Outside the parade ground, a number of stalls were set up overnight.
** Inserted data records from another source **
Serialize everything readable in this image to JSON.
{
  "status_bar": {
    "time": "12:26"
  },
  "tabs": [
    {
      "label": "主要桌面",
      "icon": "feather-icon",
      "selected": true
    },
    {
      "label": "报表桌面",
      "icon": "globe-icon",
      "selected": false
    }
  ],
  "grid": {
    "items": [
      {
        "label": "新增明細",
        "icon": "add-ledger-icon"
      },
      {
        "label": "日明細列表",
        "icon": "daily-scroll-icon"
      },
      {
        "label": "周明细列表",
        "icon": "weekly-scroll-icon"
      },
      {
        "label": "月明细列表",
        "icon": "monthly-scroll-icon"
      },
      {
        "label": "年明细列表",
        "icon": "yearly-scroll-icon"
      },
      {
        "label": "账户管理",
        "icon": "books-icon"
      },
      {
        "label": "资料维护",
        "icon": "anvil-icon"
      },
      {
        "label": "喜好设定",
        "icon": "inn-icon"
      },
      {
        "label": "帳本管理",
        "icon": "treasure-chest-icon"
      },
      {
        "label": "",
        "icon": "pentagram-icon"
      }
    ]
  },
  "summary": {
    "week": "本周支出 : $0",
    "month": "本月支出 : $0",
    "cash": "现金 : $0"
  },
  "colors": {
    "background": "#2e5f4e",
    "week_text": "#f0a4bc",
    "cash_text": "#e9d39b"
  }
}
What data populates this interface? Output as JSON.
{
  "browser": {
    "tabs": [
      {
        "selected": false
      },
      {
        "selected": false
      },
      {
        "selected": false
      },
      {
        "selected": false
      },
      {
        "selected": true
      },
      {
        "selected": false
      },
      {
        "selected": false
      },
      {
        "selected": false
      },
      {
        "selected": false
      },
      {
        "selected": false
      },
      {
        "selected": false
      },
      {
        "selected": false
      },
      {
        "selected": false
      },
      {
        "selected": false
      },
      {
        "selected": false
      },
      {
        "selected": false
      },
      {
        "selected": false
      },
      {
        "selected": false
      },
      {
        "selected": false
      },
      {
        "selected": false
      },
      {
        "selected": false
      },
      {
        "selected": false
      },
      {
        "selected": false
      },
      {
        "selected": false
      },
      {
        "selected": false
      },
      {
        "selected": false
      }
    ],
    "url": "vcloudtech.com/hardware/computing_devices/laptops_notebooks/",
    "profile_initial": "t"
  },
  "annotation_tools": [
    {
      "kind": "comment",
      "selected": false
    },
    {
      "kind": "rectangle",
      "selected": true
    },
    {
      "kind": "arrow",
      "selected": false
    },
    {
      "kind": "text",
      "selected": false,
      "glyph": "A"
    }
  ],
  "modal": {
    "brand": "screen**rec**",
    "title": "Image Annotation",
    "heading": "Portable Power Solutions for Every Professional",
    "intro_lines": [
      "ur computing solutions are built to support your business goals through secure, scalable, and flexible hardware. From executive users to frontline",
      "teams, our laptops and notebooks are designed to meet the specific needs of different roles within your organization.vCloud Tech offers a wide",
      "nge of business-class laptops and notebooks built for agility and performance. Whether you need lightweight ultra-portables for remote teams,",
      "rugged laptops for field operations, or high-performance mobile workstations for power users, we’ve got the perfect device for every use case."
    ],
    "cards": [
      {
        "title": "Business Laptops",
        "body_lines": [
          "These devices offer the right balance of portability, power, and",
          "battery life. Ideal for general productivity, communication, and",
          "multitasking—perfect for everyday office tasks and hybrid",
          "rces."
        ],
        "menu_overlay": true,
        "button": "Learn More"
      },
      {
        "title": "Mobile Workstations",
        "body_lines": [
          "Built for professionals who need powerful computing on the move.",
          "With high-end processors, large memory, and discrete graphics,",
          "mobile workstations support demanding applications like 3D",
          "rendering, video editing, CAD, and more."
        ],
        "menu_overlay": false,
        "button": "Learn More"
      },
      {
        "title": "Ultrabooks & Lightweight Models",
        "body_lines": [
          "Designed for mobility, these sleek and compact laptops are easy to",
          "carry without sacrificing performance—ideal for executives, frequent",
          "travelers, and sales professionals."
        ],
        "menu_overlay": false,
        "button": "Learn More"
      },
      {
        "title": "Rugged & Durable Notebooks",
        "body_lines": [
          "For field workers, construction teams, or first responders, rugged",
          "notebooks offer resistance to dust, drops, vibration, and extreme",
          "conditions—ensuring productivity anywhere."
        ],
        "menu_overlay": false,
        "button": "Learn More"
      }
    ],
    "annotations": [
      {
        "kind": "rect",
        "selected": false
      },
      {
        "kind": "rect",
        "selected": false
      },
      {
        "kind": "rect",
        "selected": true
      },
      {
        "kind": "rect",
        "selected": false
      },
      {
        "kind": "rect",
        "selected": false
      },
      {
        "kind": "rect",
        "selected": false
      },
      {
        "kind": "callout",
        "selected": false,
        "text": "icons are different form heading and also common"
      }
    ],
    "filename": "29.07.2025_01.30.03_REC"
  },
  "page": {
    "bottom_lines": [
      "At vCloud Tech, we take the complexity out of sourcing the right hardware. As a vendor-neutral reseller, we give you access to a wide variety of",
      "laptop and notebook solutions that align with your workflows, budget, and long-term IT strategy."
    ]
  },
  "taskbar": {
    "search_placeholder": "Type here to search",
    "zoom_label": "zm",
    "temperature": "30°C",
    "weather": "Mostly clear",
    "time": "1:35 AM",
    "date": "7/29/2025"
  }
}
Among them was 40-year-old vendor Muhammad Imran, who came from the port city of Karachi to sell T-shirts printed with “Absolutely Not” – Khan’s response on giving Pakistani bases to the United States for Afghanistan operations after the Taliban’s takeover in Kabul.
Roads in the city were full of colourful banners of different parties and portraits of Khan, while the city had a festive feel as a number of young activists descended on Islamabad.
“Khan will defeat the looters [opposition groups] and we have come to support him irrespective of his shortcomings,” Usman Ali, a student, told Al Jazeera.
But a few yards away, 18-year-old Muhammad Awais, busy selling white chana chaat, a local delicacy, was angry with Khan’s government.
“We, the poor, have been hit hard by the ever-increasing food prices and dwindling income,” Awais said.
‘Their days are numbered’
As the rally began on Sunday, the PTI leaders slammed the opposition.
“[Khan] has the courage and ability to withstand foreign pressures and have an independent foreign policy,” Qasim Suri, deputy speaker of Pakistan’s National Assembly, said in a speech.
“PM Khan is going to give you a surprise you cannot imagine.”
The embattled prime minister had said he still holds the trump card and would “surprise” the opposition in today’s speech, leaving many to speculate about what the announcement could be.
The PTI, which has a razor-thin majority in the National Assembly, has been losing allies, with a number of defections ahead of the confidence vote.
Baloch leader Nawabzada Shahzain Bugti announced his resignation as a minister and said he will join the opposition.
Khan came to power in 2018 in national elections marred by allegations that he was supported by Pakistan’s powerful military.
But some say he now appears to have lost the military’s support.
“He came to power after he was patronised [by the military]. We are not afraid of his threats and rallies,” Rana Sanaullah, a close aide of Sharif, told reporters in the capital.
“Their [government] days are numbered”, he said.